China: In Pictures: China’s National Day Parade Features Pomp and Artillery

The country’s largest ever military parade took place in Beijing on Tuesday, celebrating its 70th anniversary after the founding of the People’s Republic of China in 1949. The parade began in Tiananmen Square and included “100,000 performers, 15,000 goose-stepping soldiers and an array of heavy-duty weaponry” (NYT).

Brexit: New UK plan for Northern Ireland to stay in single market

The new plan for Brexit allows Northern Ireland to stay in the European single market for goods but leads to new customs checks. Northern Ireland would need to approve it and vote every four years on the plan if it wants to continue the plan. (BBC).

Civilian employee killed 4 in knife attack at Paris police HQ

A technology administrator, who launched the attack from his office to other parts of the police headquarter with a knife without warning signs, killed four officers on Thursday. He was shot dead at the scene. Three of the victims were police officers, the other one an administrator (ABC).

'We Need Support': Pacific Islands Seek Help And Unity To Fight Climate Change

President Hilda Heine of the Marshall Islands, a country in the central Pacific Ocean, asked for more resources and support in the United Nations session and its environmental conferences earlier this week. (NPR).

Last but not least, let’s shift to SOCIETY news: Australian gun control, Venezuela’s lomo taxistas and the discovery of a 2,200-year-old Egyptian temple.

Shooting in Sydney Raises Questions About Gun Control

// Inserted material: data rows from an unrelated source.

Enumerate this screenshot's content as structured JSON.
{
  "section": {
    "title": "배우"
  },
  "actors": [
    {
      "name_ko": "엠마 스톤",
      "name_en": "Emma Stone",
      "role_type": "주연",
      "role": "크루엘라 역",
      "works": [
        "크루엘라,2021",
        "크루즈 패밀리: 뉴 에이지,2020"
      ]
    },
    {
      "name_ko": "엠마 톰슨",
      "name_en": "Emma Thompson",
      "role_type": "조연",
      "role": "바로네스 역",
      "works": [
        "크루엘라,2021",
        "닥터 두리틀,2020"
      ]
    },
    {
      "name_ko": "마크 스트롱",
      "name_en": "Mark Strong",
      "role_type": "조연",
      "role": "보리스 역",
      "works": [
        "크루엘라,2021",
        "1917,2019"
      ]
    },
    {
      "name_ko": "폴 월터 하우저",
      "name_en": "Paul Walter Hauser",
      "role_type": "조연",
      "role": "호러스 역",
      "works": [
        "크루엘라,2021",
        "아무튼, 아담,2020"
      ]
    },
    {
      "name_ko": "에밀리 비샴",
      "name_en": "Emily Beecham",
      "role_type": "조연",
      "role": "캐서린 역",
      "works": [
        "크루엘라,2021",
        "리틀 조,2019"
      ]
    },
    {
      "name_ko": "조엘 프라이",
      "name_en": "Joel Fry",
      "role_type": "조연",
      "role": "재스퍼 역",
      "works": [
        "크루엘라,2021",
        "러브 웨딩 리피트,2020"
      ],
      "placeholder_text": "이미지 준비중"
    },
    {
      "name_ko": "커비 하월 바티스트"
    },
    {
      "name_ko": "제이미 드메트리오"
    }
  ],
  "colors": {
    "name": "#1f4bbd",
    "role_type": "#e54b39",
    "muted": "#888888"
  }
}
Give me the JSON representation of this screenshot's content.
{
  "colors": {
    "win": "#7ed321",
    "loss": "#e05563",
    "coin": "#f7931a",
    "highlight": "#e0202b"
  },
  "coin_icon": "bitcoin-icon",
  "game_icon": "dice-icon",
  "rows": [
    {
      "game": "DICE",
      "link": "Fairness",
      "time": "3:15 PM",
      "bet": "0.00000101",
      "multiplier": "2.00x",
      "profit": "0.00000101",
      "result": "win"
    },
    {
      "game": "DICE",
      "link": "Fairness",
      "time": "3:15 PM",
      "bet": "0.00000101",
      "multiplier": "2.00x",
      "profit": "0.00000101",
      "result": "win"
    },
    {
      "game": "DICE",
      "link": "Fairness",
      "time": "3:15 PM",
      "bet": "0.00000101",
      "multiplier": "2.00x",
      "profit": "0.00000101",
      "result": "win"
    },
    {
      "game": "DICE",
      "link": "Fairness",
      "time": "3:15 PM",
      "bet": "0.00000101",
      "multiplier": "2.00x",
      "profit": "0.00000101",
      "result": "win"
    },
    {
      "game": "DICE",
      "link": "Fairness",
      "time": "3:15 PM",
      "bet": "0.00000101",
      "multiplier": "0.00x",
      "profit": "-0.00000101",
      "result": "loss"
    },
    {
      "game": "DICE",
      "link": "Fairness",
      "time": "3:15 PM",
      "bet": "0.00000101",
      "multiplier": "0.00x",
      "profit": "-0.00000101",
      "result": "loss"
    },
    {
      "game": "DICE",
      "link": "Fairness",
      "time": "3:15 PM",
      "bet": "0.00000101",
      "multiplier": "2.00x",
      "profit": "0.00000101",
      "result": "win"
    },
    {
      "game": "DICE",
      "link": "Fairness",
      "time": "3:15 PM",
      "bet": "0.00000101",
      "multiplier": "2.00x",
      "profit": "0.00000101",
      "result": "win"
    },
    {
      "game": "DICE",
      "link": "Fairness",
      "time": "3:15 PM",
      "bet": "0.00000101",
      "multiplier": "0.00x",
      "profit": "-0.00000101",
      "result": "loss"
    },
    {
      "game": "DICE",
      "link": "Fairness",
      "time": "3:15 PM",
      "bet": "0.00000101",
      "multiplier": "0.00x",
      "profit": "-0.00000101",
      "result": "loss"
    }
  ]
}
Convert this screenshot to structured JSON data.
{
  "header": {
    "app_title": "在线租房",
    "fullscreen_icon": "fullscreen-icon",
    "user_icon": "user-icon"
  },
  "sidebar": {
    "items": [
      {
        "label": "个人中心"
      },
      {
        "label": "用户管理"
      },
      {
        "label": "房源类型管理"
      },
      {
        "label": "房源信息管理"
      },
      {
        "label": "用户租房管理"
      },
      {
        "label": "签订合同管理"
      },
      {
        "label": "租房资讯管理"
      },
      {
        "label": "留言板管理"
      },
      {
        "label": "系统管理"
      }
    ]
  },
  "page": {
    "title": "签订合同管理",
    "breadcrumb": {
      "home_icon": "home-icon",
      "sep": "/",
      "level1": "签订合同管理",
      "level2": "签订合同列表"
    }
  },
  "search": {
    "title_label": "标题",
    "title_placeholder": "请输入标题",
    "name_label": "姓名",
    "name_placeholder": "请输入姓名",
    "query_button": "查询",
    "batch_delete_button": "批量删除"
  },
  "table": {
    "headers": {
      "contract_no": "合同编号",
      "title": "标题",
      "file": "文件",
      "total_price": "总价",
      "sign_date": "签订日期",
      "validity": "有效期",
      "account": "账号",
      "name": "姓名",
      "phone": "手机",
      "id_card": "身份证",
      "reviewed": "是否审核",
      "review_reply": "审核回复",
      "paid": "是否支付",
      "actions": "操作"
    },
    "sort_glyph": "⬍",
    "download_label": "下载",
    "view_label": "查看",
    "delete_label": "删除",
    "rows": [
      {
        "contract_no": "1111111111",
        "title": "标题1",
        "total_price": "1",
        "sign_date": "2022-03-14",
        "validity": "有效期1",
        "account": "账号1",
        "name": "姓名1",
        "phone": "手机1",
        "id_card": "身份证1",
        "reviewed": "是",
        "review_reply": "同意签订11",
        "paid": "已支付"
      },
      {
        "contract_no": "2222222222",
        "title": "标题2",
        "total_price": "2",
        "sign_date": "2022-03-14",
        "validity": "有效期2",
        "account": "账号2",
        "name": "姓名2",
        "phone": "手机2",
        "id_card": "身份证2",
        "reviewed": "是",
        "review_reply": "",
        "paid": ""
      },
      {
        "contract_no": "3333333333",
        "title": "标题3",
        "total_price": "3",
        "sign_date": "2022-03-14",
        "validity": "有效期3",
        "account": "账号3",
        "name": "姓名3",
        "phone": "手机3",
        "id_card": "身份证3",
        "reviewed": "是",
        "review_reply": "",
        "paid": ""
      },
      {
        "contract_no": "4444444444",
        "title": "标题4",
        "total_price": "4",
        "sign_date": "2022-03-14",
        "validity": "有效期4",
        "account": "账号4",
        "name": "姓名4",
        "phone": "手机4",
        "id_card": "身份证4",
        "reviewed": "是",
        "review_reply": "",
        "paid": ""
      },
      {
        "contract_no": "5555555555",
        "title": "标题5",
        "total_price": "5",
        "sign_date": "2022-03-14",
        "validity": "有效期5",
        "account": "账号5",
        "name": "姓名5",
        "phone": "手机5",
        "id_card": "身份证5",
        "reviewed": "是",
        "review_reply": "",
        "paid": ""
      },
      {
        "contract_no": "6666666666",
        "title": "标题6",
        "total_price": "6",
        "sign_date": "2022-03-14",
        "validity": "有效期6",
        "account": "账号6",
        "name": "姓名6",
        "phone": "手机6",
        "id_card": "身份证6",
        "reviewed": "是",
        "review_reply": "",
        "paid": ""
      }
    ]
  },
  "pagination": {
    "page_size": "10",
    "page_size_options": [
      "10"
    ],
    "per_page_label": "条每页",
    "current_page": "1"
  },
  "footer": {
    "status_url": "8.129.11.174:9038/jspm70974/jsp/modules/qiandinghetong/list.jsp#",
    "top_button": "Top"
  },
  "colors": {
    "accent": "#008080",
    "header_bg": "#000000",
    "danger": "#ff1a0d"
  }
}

A gunman was shot dead by Sydney police on Wednesday after firing at a home and two police stations for about an hour. The case raises concerns over gun control in Australia. Gun ownership has increased over the past two decades, with each owner possessing an average of 3.9 guns compared with 2.1 in 1997 (NYT).

Venezuelan border town swells with internal migrants

Dozens of young men in Venezuela, known as “lomo taxistas” meaning taxis of the lower back, carry suitcases of merchandise that they bought from Colombia as they walk across the crowded bus terminal. They spend much of the day wandering around with their heavy backpacks. “I didn’t expect to stay here, but I had to because I didn’t have more money to continue my journey” (ABC).

2,200-year-old Egyptian temple discovered

On Sept. 29, Egypt's Ministry of Antiquities claimed on Facebook that sanitation workers discovered unexpected remains of a 2,200-year-old temple, which may belong to Pharaoh Ptolemy IV, the fourth Pharaoh of Ptolemaic Egypt from 221 to 204 B.C. The temple is in the village of Kom Shakau, in the Tama township of northern Sohag (ABC).

Egypt claimed that sanitation workers discovered an unexpected remains of a 2,200-year-old temple, which may belong to Pharaoh Ptolemy IV, the fourth Pharaoh of Ptolemaic Egypt from 221 to 204 B.C. Photo courtesy: Egypt Ministry of Antiquities

Egypt claimed that sanitation workers discovered an unexpected remains of a 2,200-year-old temple, which may belong to Pharaoh Ptolemy IV, the fourth Pharaoh of Ptolemaic Egypt from 221 to 204 B.C. Photo courtesy: Egypt Ministry of Antiquities


News and Copy Editor Kaizhao (Zero) Lin, a junior studying international relations and newspaper journalism at Syracuse University, wants to discover and retell the stories that he feels empathetic and grateful to.